▶ **TASK DIRECTIONS**:
Find the word "text" in the records and copy every line where it occurs.

▶ **STUDY MATERIAL**:
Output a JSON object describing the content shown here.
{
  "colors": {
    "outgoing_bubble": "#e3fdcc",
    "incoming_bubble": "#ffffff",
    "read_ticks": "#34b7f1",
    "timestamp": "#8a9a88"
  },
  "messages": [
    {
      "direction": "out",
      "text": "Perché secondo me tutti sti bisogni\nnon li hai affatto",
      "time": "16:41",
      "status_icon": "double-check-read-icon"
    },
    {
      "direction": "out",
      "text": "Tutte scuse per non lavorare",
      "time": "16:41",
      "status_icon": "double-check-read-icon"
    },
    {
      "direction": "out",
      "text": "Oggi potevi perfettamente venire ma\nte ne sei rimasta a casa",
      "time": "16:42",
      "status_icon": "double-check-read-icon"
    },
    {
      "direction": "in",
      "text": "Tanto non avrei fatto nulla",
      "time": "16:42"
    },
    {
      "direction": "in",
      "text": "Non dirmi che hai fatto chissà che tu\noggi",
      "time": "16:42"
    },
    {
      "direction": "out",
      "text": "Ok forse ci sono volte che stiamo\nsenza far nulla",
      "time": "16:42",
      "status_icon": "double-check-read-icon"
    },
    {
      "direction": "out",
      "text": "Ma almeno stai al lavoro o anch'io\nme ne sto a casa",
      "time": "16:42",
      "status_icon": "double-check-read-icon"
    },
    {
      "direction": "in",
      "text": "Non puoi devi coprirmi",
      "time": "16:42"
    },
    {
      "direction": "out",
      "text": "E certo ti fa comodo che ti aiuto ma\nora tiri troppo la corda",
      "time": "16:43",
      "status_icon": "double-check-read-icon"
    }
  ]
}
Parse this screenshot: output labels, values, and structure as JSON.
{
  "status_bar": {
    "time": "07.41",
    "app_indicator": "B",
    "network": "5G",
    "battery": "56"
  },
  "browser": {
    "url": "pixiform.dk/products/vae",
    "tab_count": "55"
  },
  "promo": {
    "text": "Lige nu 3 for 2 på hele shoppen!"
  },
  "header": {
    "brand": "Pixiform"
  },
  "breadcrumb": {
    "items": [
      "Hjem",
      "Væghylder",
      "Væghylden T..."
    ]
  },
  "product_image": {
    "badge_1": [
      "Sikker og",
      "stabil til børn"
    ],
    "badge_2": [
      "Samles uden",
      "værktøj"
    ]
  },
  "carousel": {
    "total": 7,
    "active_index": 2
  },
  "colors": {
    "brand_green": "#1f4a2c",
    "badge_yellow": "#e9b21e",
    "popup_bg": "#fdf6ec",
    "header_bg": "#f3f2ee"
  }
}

▶ **THE ANSWER**:
      "text": "Perché secondo me tutti sti bisogni\nnon li hai affatto",
      "text": "Tutte scuse per non lavorare",
      "text": "Oggi potevi perfettamente venire ma\nte ne sei rimasta a casa",
      "text": "Tanto non avrei fatto nulla",
      "text": "Non dirmi che hai fatto chissà che tu\noggi",
      "text": "Ok forse ci sono volte che stiamo\nsenza far nulla",
      "text": "Ma almeno stai al lavoro o anch'io\nme ne sto a casa",
      "text": "Non puoi devi coprirmi",
      "text": "E certo ti fa comodo che ti aiuto ma\nora tiri troppo la corda",
    "text": "Lige nu 3 for 2 på hele shoppen!"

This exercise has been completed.